The green world of plants is the base of all life on the planet. Providing oxygen, nutrients and implicit in innumerable ecosystem services, we often fail to pay due respect and honor to the world of primary production.

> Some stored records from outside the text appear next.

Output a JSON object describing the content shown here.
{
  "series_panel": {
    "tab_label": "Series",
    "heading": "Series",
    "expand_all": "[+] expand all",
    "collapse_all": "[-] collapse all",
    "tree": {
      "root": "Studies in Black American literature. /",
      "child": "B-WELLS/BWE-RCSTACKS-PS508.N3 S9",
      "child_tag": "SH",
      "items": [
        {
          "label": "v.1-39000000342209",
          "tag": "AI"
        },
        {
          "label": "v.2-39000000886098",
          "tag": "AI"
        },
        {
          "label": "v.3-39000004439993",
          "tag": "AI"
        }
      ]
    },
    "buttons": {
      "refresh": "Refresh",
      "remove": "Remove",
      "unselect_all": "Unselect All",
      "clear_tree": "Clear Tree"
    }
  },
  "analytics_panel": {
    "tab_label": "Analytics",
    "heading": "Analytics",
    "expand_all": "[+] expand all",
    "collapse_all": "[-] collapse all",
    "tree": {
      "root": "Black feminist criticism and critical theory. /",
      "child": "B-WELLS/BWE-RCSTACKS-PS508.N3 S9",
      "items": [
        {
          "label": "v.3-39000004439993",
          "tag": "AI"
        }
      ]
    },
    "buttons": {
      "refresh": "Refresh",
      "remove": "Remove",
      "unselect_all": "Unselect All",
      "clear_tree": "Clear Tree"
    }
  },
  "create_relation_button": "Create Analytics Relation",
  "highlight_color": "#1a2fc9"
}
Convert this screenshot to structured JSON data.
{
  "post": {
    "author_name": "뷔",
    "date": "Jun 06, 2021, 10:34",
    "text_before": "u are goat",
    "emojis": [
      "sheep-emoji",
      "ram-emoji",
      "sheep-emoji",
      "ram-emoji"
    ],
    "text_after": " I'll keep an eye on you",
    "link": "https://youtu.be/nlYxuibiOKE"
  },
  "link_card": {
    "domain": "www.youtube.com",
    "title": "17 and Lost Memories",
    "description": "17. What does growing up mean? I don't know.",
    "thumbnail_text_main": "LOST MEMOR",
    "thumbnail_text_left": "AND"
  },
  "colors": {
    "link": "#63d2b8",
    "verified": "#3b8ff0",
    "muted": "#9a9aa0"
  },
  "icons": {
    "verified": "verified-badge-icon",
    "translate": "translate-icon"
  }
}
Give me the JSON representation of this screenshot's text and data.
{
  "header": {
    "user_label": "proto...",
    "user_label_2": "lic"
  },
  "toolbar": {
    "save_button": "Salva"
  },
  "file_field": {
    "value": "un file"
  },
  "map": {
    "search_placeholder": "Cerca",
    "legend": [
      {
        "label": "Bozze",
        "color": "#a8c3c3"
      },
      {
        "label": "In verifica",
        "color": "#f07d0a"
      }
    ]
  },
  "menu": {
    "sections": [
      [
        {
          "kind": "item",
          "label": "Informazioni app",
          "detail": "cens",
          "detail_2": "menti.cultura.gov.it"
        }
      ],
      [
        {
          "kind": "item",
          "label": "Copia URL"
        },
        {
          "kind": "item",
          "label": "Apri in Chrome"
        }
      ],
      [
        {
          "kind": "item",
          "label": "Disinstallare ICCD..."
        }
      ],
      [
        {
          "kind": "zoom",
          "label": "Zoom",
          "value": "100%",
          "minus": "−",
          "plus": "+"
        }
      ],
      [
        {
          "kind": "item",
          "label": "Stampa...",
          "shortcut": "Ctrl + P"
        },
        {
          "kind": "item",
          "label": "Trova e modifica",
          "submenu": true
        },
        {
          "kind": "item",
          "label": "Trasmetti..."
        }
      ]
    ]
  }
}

On “The Acre” plants have a place of utmost importance. About 2/3 of the property is predominantly wet meadow and allowed to naturalize with human manipulation playing a minimal role helping control alien invasives and propagating native species. Dealing with invasives can be daunting so “control” rather than eradication is the more realistic goal. For example, deflowering the majority of Purple Loosestife (Lythrum salicaria) before they go to seed helps keep them from spreading; they are notoriously difficult to uproot and given that the wet meadow receives a great deal of runoff, it is impossible to eliminate them. So interfering with their further propagation is far more practical. Natural succession is in process with the appearance of Red Osier Dogwood (Cornus stolonifera), Silky Dogwood (C. amomum) and Green Ash (Fraxinus pennsylvanica) sprinkled throughout the meadow. Curly/Yellow Dock (Rumex crispus), an alien, politely competes with native Common Boneset (Eupatorium perfoliatum) as some of the predominant herbaceous plants in the meadow with numerous Grasses, Sedges, Asters, Pinks and Sensitive Fern (Onoclea sensibilis) scattered throughout. On the higher, dryer end of the meadow, native White Spruce (Picea glauca) have been planted, along with White Pine (Pinus strobus) and Eastern Hemlock (Tsuga canadensis) creating bird habitat and Winter feeding opportunity for Red Squirrel and White-tailed Deer.
The rest of the property, where possible, is little by little being turned over to garden beds for food, medicine and visual pleasure while also functioning to assist wildlife as much as possible. A 12 by 24 foot vegetable garden surrounded by herb beds is the major garden installation with a number of flower beds created throughout the rest of the “manicured” section. A mammoth Sugar Maple (Acer saccharum) provides the annual supply of maple syrup and a generous source of wild berries have appeared thanks to bird droppings and my personal disdain for trimming around trees. An old Apple tree makes a valiant effort to provide fruit each year in the dense shade of the Maple. The last of the dead Scot’s Pines still stands providing valuable Woodpecker sustenance while across the way, long ago planted Austrian (P. nigra) and White Pines provide excellent cover for the many songbirds that visit and live here.
Below are posted some photos of plants that have been introduced around “The Acre.” They are part of a hypnotic, if not obsessive, pleasure that brings balance to not only the property’s environment but also to my own emotional, physical and spiritual well-being. All hail the Green!
Nasturtiums hang in pots around the vegetable garden providing a lovely, peppery flavor to salads.
Lovely blue Columbines have naturalized all over the shady areas of “The Acre”.
A bright orange variety of Echinacea stands out from the more common pink variety planted in other areas of the property.
Leaving a dead Scot’s Pine snag standing brings the Pileated Woodpecker in for regular visits.
This bed of Shasta Daisies is full of happy smiling flowers.
A new bed of Blanket Flowers has moved in next to the Shasta Daisies.
Monarda, aka Bee Balm, is a favorite among Ruby-throated Hummingbirds, a variety of Butterflies as well as the Bees.
Ants are busy sipping nectar while pollinating these Marshmallows.
The base of trees is a perfect place for small beds of native Foam Flower and Ostrich Fern.
This new planting of Wild Ginger beneath the shade of the Pines is thus far doing quite well.
Much credit goes to the birds of “The Acre” whose droppings provide a wonderful supply of wild Black Raspberries.
Among the most useful plantings are these beautiful Common Elderberries (Sambucus canadensis) which provide powerful medicine for humans and important bird food just in time for Autumn migration.